FSS says they are actively maintaining their solidarity with the “progressive movement” of D&P, but have cut ties with the organization itself principally because of three actions in 2011.
First, the cancellation of a talk by Fr. Luis Arriaga, then-head of Mexico’s Centre PRODH, in Ottawa in March, and the subsequent defunding of the group over its advocacy for the decriminalization of abortion. Reports indicate that the cancellation, ordered by Archbishop Terrence Prendergast of Ottawa, came after Fr. Arriaga refused to sign a pro-life statement on the basis that such a stand would be a “violation of basic human rights.”

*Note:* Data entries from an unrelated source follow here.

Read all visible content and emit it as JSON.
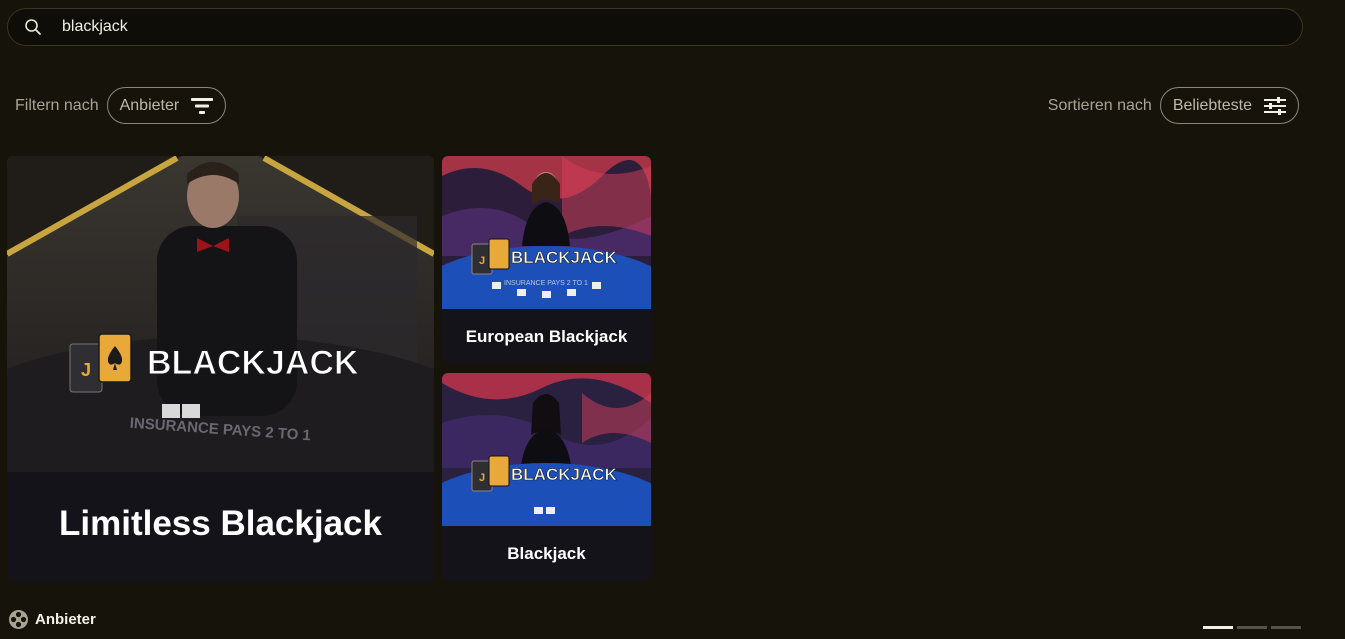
{
  "search": {
    "value": "blackjack",
    "icon": "search-icon"
  },
  "filter": {
    "label": "Filtern nach",
    "button_label": "Anbieter",
    "icon": "filter-funnel-icon"
  },
  "sort": {
    "label": "Sortieren nach",
    "button_label": "Beliebteste",
    "icon": "sliders-icon"
  },
  "games": [
    {
      "title": "Limitless Blackjack",
      "logo_text": "BLACKJACK",
      "felt_text": "INSURANCE PAYS 2 TO 1"
    },
    {
      "title": "European Blackjack",
      "logo_text": "BLACKJACK",
      "felt_text": "INSURANCE PAYS 2 TO 1"
    },
    {
      "title": "Blackjack",
      "logo_text": "BLACKJACK"
    }
  ],
  "providers": {
    "label": "Anbieter",
    "icon": "film-reel-icon"
  },
  "pager": {
    "pages": 3,
    "active": 0
  },
  "colors": {
    "background": "#16130a",
    "accent_gold": "#e8a93a",
    "felt_blue": "#1d4fb8"
  }
}
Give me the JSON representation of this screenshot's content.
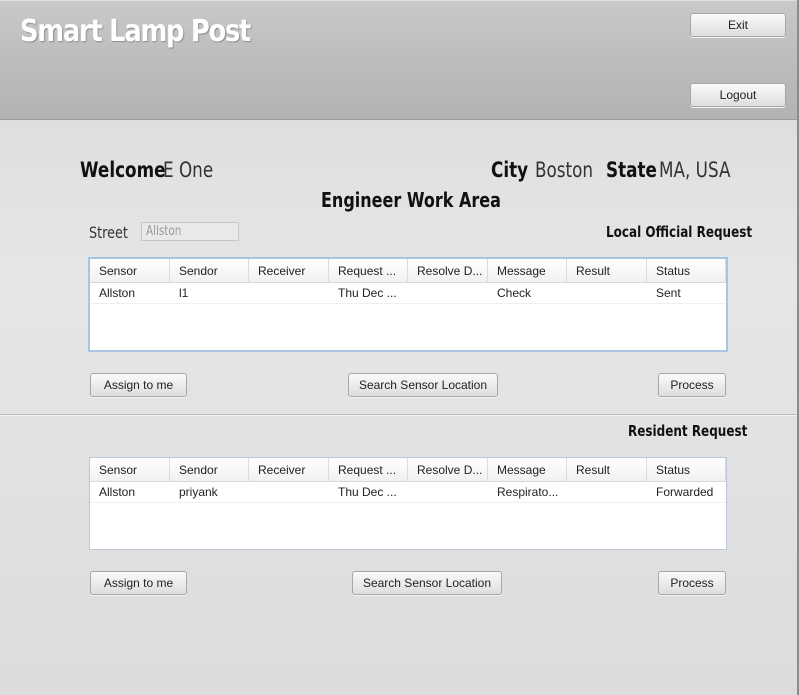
{
  "app": {
    "title": "Smart Lamp Post"
  },
  "header": {
    "exit_label": "Exit",
    "logout_label": "Logout"
  },
  "user": {
    "welcome_label": "Welcome",
    "name": "E One",
    "city_label": "City",
    "city": "Boston",
    "state_label": "State",
    "state": "MA, USA"
  },
  "work_area": {
    "title": "Engineer Work Area"
  },
  "street": {
    "label": "Street",
    "value": "Allston"
  },
  "local": {
    "title": "Local Official Request",
    "columns": [
      "Sensor",
      "Sendor",
      "Receiver",
      "Request ...",
      "Resolve D...",
      "Message",
      "Result",
      "Status"
    ],
    "rows": [
      [
        "Allston",
        "l1",
        "",
        "Thu Dec ...",
        "",
        "Check",
        "",
        "Sent"
      ]
    ],
    "assign_label": "Assign to me",
    "search_label": "Search Sensor Location",
    "process_label": "Process"
  },
  "resident": {
    "title": "Resident Request",
    "columns": [
      "Sensor",
      "Sendor",
      "Receiver",
      "Request ...",
      "Resolve D...",
      "Message",
      "Result",
      "Status"
    ],
    "rows": [
      [
        "Allston",
        "priyank",
        "",
        "Thu Dec ...",
        "",
        "Respirato...",
        "",
        "Forwarded"
      ]
    ],
    "assign_label": "Assign to me",
    "search_label": "Search Sensor Location",
    "process_label": "Process"
  }
}
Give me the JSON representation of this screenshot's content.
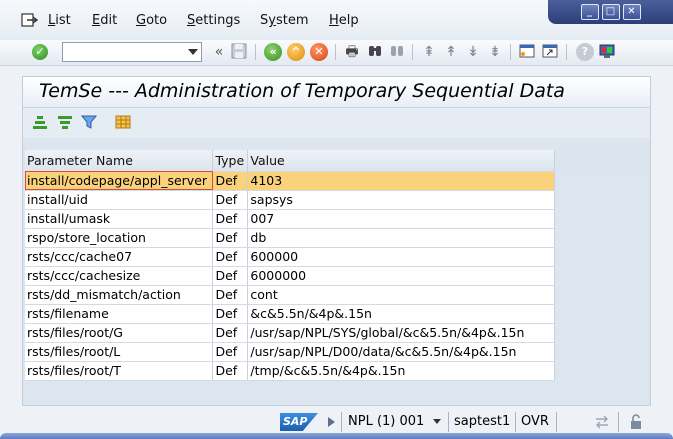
{
  "menu": {
    "items": [
      {
        "label": "List",
        "key": "L"
      },
      {
        "label": "Edit",
        "key": "E"
      },
      {
        "label": "Goto",
        "key": "G"
      },
      {
        "label": "Settings",
        "key": "S"
      },
      {
        "label": "System",
        "key": "y"
      },
      {
        "label": "Help",
        "key": "H"
      }
    ]
  },
  "window_controls": [
    "minimize",
    "maximize",
    "close"
  ],
  "toolbar": {
    "command_field_value": "",
    "icons": [
      "enter-icon",
      "save-icon",
      "back-icon",
      "exit-icon",
      "cancel-icon",
      "print-icon",
      "find-icon",
      "find-next-icon",
      "first-page-icon",
      "prev-page-icon",
      "next-page-icon",
      "last-page-icon",
      "new-session-icon",
      "shortcut-icon",
      "help-icon",
      "customize-layout-icon"
    ]
  },
  "screen": {
    "title": "TemSe --- Administration of Temporary Sequential Data"
  },
  "table": {
    "columns": [
      "Parameter Name",
      "Type",
      "Value"
    ],
    "rows": [
      {
        "name": "install/codepage/appl_server",
        "type": "Def",
        "value": "4103"
      },
      {
        "name": "install/uid",
        "type": "Def",
        "value": "sapsys"
      },
      {
        "name": "install/umask",
        "type": "Def",
        "value": "007"
      },
      {
        "name": "rspo/store_location",
        "type": "Def",
        "value": "db"
      },
      {
        "name": "rsts/ccc/cache07",
        "type": "Def",
        "value": "600000"
      },
      {
        "name": "rsts/ccc/cachesize",
        "type": "Def",
        "value": "6000000"
      },
      {
        "name": "rsts/dd_mismatch/action",
        "type": "Def",
        "value": "cont"
      },
      {
        "name": "rsts/filename",
        "type": "Def",
        "value": "&c&5.5n/&4p&.15n"
      },
      {
        "name": "rsts/files/root/G",
        "type": "Def",
        "value": "/usr/sap/NPL/SYS/global/&c&5.5n/&4p&.15n"
      },
      {
        "name": "rsts/files/root/L",
        "type": "Def",
        "value": "/usr/sap/NPL/D00/data/&c&5.5n/&4p&.15n"
      },
      {
        "name": "rsts/files/root/T",
        "type": "Def",
        "value": "/tmp/&c&5.5n/&4p&.15n"
      }
    ]
  },
  "status": {
    "logo": "SAP",
    "system": "NPL (1) 001",
    "host": "saptest1",
    "mode": "OVR"
  },
  "colors": {
    "selected_row": "#fbd27c",
    "selection_border": "#d94b3a",
    "window_controls": "#3d5096"
  }
}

In an e-mail to supporters reacting to Archbishop Prendergast’s decision, D&P executive director Michael Casey praised Fr. Arriaga’s “inspiring work,” and said Centre PRODH is “highly respected for its outstanding work in defending the lives of the most vulnerable in Mexican society.”
Second, FSS says a D&P partner in Sierra Leone was told to “keep quiet” about its relationship with a group working with child soldiers and female rape victims who had contracted HIV/AIDS. Third, they say D&P members have been required to stop publicly criticizing the international policy of Stephen Harper’s Conservative government at the request of two bishops.
D&P still lists FSS on the French planned giving page of their website, but also notes that a new “Development & Peace Endowment Fund” is coming soon.